## Activity
Which lines in the records below hold the word "votre"? Copy each of them.

Web page and app entries
>>

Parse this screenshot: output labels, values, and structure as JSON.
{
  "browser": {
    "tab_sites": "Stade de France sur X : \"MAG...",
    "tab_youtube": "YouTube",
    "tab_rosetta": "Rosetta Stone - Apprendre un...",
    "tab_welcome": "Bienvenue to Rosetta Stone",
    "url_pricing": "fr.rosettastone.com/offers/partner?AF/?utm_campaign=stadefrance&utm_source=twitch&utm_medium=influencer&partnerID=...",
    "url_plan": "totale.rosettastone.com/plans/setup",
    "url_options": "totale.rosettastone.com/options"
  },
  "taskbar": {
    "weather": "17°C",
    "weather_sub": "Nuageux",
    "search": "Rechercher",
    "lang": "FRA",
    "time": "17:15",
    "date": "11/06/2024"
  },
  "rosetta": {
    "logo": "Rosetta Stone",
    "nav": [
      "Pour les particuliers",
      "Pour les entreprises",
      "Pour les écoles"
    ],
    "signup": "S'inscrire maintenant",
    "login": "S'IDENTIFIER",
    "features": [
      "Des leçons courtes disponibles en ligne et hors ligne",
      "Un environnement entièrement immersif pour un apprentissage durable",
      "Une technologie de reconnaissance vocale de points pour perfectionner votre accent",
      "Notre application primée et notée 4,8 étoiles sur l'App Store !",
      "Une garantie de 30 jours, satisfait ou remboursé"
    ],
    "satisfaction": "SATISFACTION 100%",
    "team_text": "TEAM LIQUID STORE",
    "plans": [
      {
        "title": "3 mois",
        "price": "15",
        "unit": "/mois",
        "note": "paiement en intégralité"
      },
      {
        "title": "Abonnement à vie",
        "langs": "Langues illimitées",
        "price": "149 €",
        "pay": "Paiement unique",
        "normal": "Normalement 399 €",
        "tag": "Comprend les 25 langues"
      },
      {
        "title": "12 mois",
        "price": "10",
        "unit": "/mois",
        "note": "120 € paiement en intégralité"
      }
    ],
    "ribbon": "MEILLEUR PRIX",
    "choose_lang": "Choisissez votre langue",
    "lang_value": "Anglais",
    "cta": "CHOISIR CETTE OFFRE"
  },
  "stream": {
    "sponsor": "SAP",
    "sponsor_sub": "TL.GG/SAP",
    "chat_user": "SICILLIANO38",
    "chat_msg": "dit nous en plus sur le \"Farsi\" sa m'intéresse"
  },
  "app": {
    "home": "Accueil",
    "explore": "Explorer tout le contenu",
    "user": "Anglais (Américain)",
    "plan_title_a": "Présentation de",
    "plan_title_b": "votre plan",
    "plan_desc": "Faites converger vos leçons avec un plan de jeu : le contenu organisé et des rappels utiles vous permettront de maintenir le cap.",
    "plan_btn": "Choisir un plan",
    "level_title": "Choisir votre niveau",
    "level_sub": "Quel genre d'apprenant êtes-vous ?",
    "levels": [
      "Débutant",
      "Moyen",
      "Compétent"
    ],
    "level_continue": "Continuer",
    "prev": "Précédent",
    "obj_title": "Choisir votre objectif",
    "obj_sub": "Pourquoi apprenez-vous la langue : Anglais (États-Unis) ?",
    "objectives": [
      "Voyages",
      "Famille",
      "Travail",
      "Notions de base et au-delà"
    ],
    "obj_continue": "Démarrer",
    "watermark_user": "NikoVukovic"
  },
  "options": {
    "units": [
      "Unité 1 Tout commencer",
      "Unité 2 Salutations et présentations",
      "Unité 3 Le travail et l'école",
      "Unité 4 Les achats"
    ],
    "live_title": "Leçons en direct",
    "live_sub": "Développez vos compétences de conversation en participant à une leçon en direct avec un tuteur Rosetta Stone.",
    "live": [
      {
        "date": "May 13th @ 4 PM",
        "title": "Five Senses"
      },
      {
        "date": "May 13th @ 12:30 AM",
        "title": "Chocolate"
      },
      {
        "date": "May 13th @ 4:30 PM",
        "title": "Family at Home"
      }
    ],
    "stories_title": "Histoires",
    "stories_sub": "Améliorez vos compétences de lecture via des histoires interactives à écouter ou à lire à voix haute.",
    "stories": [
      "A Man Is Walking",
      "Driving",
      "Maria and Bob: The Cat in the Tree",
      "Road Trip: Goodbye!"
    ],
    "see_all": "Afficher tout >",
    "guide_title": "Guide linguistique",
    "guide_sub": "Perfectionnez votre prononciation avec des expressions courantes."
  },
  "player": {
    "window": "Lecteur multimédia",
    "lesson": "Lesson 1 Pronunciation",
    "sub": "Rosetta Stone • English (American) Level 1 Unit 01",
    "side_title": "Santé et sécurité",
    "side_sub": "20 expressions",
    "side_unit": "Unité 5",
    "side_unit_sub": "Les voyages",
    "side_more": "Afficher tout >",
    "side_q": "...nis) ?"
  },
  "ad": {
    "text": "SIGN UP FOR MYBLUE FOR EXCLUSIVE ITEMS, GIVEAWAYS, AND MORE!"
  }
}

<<

## Exercise answer
      "Une technologie de reconnaissance vocale de points pour perfectionner votre accent",
    "choose_lang": "Choisissez votre langue",
    "plan_title_b": "votre plan",
    "level_title": "Choisir votre niveau",
    "obj_title": "Choisir votre objectif",
    "guide_sub": "Perfectionnez votre prononciation avec des expressions courantes."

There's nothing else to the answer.